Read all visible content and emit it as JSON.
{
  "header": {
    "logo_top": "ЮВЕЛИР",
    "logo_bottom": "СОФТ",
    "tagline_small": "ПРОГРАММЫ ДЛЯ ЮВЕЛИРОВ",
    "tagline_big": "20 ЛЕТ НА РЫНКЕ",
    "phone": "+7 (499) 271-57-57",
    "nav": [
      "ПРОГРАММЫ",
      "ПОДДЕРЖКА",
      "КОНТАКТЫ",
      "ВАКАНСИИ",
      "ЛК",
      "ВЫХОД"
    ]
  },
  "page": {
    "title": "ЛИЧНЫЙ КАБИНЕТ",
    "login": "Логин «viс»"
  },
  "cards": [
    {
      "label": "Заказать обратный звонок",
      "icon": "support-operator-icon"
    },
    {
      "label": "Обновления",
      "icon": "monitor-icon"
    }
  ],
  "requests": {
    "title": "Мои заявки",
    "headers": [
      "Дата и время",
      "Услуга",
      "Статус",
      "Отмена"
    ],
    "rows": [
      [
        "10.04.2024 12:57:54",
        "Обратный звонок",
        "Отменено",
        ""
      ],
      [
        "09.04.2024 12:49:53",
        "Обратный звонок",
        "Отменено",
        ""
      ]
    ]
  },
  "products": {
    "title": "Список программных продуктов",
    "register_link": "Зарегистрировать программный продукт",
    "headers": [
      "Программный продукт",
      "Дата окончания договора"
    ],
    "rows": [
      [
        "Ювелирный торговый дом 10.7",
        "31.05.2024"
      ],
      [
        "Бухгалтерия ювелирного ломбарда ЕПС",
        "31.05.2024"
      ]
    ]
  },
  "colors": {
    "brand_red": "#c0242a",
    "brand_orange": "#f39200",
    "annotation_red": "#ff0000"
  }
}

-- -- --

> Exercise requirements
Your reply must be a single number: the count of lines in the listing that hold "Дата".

> Result of the exercise
2